Task description — Wherever the string "PASTA" shows up in the records below, return that line.

Given data —
[Start of section]

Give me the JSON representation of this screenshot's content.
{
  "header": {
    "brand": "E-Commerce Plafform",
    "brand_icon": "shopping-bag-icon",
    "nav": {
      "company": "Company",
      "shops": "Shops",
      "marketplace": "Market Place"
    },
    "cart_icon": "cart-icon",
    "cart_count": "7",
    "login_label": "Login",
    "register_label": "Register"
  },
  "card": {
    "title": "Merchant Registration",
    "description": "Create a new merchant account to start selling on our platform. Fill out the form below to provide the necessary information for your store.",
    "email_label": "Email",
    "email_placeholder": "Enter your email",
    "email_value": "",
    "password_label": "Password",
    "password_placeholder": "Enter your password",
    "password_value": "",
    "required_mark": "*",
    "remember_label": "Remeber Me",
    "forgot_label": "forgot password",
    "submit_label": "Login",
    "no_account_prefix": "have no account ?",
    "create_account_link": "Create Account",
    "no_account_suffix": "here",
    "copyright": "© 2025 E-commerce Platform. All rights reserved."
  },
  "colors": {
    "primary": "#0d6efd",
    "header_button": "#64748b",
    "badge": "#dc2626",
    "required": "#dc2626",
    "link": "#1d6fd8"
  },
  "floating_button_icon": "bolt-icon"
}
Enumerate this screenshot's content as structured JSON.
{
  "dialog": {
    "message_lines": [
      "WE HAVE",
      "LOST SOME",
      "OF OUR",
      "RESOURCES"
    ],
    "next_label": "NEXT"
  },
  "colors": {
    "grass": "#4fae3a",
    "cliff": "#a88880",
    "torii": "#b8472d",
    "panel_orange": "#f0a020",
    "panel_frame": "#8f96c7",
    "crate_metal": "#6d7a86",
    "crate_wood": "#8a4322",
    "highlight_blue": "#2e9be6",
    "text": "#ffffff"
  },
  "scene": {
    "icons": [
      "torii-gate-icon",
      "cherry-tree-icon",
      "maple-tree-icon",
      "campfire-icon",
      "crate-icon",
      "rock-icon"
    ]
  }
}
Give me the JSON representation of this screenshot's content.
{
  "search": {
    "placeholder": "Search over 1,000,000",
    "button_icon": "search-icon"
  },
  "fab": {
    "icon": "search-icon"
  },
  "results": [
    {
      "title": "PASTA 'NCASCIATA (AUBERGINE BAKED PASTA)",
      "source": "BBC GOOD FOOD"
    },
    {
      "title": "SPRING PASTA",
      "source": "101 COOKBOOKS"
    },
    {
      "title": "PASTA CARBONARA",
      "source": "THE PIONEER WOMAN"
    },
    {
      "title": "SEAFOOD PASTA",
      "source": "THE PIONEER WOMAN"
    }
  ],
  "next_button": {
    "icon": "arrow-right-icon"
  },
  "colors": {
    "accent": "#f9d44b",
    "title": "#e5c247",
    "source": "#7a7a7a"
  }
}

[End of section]

Written response —
      "title": "PASTA 'NCASCIATA (AUBERGINE BAKED PASTA)",
      "title": "SPRING PASTA",
      "title": "PASTA CARBONARA",
      "title": "SEAFOOD PASTA",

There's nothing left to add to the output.